(Problem)
I would like every line of the records below that contains the word "Stocks" copied.

(Records for processing)
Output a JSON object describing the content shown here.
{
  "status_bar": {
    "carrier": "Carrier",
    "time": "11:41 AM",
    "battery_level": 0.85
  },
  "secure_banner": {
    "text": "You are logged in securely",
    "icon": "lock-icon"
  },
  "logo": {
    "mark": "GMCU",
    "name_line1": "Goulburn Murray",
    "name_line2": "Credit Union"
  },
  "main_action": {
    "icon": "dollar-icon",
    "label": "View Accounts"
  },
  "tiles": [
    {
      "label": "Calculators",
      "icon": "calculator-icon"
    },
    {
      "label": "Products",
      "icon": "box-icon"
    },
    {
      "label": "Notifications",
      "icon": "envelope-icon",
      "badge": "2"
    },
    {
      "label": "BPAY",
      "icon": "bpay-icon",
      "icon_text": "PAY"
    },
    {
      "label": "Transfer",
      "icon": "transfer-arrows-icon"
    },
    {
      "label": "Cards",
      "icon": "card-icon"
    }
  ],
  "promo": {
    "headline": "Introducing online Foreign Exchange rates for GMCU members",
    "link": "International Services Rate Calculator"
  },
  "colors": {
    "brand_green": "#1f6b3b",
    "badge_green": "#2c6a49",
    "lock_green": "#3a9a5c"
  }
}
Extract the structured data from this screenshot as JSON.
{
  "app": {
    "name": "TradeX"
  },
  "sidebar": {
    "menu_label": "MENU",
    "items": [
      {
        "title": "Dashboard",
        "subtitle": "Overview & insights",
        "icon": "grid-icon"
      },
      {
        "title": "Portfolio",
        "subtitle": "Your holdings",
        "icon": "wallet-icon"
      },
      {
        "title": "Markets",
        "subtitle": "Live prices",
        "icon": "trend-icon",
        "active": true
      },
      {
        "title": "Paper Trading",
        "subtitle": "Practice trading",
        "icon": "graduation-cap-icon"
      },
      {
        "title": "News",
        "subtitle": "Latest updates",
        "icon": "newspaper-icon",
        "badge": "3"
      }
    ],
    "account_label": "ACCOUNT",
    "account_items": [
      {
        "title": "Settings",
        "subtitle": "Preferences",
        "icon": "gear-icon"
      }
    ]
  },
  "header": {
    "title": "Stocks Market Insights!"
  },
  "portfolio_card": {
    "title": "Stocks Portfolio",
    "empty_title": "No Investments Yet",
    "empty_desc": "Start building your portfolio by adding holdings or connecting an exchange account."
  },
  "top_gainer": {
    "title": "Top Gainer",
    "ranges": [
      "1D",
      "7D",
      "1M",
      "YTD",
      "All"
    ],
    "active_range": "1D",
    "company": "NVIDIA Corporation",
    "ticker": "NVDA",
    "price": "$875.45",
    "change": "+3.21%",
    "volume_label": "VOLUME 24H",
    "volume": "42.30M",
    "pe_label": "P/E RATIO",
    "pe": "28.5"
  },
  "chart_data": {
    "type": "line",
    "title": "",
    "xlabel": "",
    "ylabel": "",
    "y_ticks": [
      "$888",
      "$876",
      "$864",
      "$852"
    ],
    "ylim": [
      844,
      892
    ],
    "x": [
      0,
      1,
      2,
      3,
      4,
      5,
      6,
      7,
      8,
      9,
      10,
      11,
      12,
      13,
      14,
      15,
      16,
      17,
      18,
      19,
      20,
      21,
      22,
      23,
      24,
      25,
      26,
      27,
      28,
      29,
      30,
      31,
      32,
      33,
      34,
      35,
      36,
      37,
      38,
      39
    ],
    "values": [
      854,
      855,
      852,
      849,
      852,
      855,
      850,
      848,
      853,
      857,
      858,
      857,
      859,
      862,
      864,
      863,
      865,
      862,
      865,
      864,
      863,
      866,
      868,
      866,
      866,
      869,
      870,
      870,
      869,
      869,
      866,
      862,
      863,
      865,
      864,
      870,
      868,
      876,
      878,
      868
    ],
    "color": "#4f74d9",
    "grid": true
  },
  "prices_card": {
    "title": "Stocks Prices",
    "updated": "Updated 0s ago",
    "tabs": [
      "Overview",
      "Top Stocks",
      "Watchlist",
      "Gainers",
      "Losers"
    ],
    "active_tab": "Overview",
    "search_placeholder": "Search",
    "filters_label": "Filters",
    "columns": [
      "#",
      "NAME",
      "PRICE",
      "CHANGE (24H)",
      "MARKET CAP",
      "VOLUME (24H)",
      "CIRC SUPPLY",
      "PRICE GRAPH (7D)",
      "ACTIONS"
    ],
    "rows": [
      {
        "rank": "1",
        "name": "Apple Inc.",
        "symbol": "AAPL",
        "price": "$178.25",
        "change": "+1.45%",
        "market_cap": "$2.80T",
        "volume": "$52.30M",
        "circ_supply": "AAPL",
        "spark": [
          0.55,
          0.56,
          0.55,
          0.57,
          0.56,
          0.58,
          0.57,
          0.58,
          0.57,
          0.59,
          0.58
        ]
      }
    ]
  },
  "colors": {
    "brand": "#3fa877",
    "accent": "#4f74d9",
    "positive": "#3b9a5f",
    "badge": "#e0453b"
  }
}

(Response area)
    "title": "Stocks Market Insights!"
    "title": "Stocks Portfolio",
    "title": "Stocks Prices",
      "Top Stocks",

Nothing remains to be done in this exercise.